╭─ Material provided

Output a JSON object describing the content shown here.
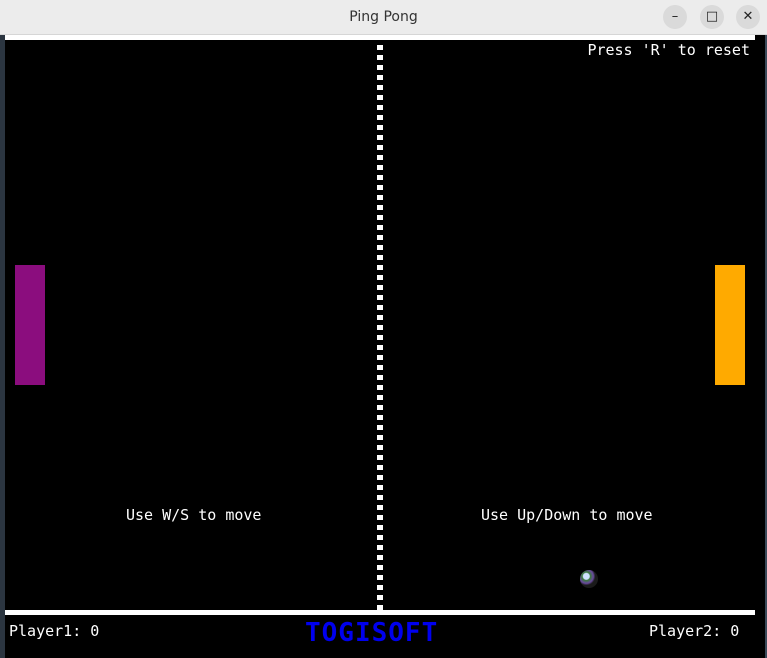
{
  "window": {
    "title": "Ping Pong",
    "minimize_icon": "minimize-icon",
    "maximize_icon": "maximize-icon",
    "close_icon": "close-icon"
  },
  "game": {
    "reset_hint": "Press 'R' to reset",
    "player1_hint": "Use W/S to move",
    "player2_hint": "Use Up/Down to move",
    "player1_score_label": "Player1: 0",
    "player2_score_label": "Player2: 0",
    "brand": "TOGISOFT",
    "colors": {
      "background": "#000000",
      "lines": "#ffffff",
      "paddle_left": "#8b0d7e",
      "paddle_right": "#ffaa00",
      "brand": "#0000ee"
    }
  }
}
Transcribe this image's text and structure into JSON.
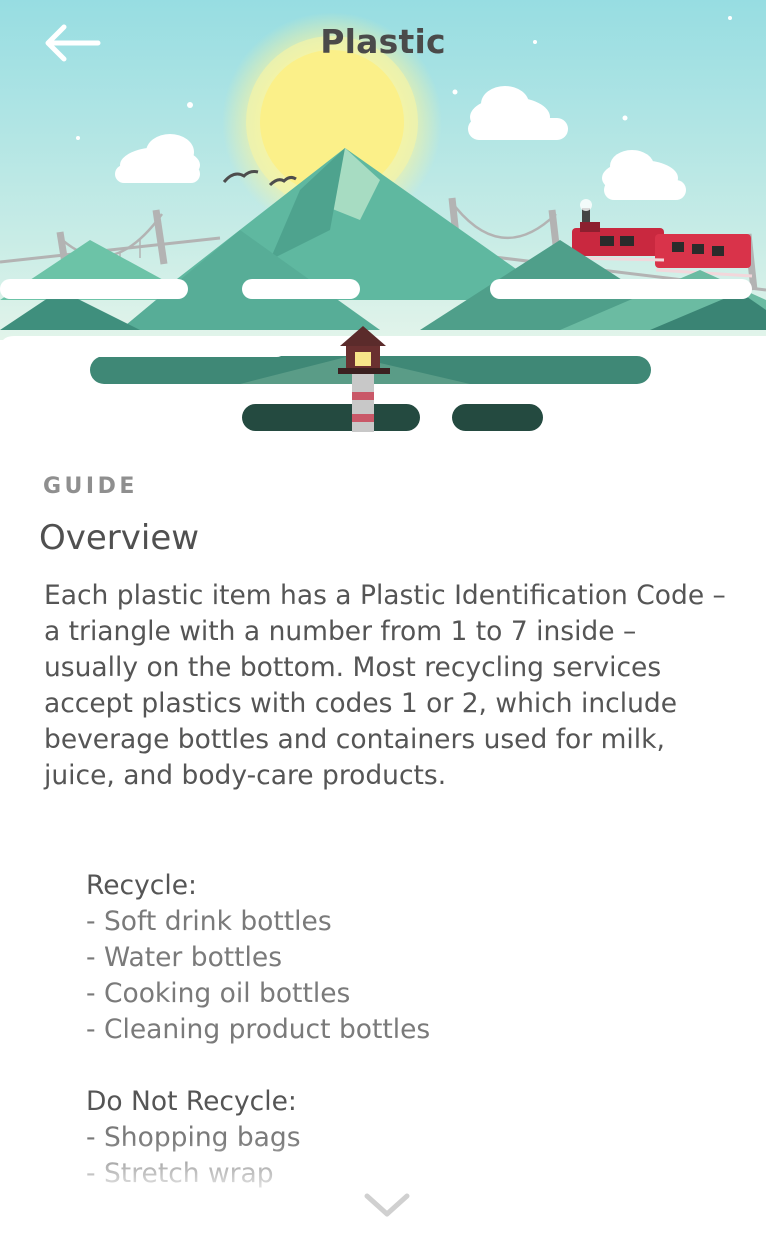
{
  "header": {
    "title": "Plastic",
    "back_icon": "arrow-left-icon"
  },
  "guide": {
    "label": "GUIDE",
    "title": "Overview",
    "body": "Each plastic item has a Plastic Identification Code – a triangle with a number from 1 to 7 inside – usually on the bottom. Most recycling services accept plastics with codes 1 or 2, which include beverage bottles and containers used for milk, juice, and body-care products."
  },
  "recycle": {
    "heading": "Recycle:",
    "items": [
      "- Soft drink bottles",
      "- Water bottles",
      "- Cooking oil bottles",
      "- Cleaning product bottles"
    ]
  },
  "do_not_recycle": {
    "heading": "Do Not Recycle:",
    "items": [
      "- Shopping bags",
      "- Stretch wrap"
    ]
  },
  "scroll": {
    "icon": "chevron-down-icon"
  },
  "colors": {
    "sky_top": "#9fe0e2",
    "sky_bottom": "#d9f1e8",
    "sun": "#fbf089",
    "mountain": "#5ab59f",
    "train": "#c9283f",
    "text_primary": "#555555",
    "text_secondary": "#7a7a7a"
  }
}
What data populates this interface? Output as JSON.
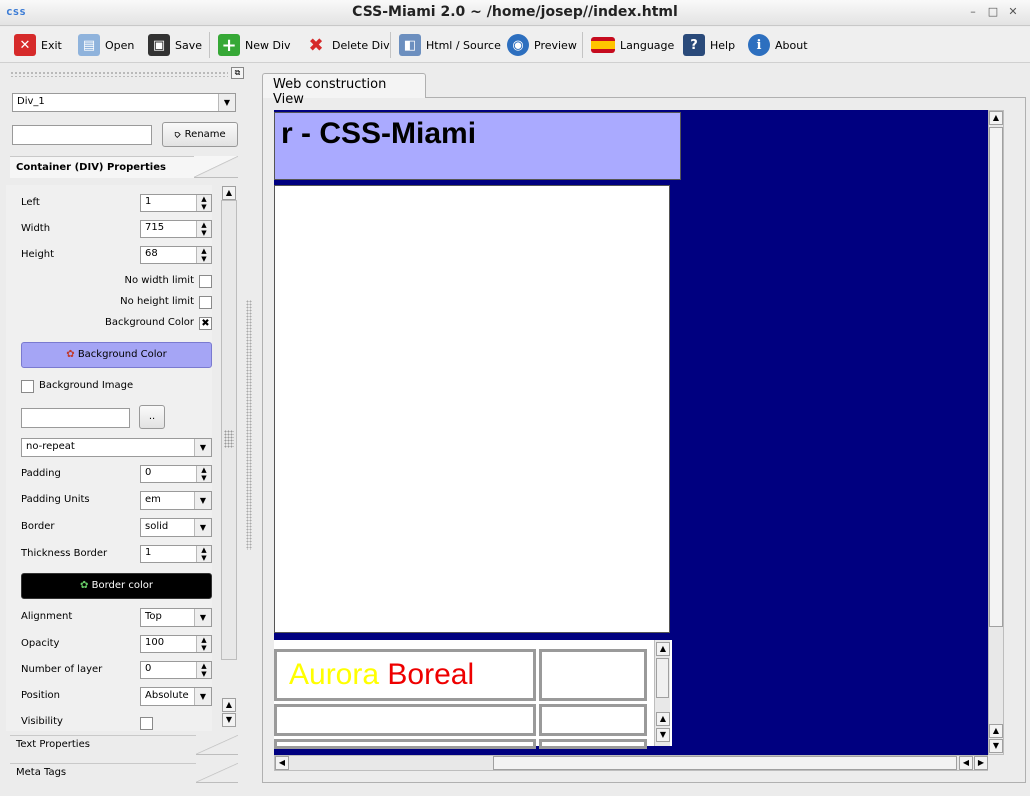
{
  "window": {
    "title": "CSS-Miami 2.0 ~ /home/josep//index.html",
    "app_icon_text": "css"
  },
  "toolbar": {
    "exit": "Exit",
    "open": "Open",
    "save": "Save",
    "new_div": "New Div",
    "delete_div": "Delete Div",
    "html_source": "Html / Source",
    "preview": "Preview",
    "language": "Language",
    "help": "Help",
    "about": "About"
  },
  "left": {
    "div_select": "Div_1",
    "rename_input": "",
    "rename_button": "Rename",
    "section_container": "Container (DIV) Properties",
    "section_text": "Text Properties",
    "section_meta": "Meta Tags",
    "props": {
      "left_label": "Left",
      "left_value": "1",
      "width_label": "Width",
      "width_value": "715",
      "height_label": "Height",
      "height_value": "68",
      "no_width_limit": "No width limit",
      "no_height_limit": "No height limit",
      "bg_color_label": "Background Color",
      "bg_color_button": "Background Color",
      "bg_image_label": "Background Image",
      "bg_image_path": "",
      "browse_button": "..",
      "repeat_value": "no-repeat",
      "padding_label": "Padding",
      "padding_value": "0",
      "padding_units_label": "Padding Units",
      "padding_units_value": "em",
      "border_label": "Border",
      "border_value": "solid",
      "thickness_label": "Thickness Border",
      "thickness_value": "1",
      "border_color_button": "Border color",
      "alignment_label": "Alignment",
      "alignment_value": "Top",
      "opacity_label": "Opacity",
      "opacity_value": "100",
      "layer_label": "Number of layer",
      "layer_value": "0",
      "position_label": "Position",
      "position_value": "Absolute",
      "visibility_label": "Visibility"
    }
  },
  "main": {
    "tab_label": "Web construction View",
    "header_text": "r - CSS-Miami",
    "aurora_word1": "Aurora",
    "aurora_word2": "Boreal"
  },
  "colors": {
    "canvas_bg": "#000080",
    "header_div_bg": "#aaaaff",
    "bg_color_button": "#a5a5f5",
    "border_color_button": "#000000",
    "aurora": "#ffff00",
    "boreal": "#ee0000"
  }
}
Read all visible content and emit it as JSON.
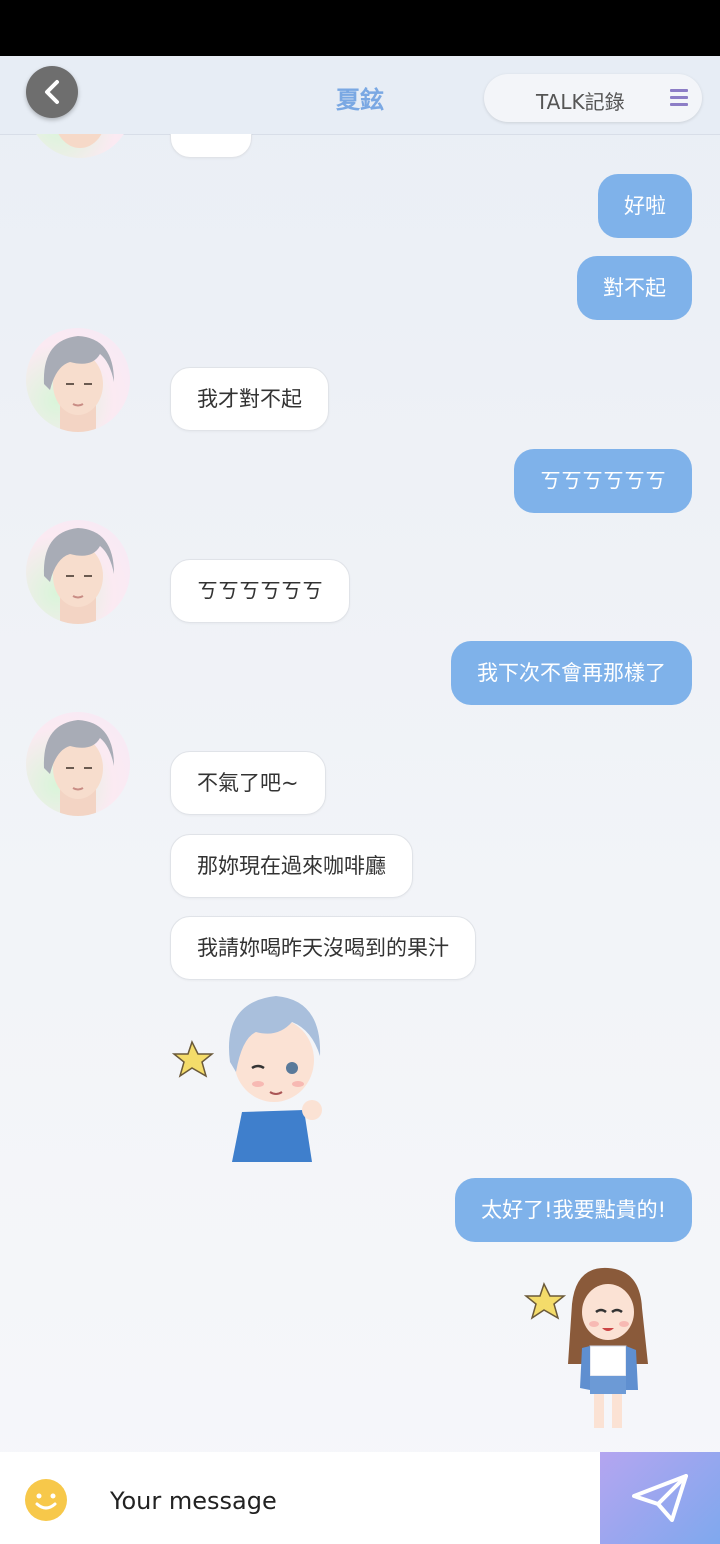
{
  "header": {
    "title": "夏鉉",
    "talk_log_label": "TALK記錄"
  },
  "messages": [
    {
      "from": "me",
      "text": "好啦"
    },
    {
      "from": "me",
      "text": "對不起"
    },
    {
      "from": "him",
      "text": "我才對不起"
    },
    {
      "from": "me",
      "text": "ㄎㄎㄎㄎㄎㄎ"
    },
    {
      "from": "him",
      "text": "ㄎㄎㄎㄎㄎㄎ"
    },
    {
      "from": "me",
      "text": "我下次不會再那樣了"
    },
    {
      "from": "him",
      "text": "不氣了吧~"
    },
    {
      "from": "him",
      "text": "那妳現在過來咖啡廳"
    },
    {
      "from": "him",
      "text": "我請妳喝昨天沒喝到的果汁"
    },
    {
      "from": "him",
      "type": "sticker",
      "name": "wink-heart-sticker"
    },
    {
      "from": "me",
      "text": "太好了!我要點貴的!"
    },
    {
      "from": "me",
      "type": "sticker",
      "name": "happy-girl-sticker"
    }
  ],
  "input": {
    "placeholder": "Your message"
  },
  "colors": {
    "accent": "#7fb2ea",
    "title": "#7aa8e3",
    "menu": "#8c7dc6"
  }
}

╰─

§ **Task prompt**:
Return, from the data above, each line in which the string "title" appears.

§ **Solution to the exercise**:
    "title": "Ping Pong",
    "title": "Plastic",
    "title": "Overview",
    "title": "CSS-Miami 2.0 ~ /home/josep//index.html",
    "title": "夏鉉",
    "title": "#7aa8e3",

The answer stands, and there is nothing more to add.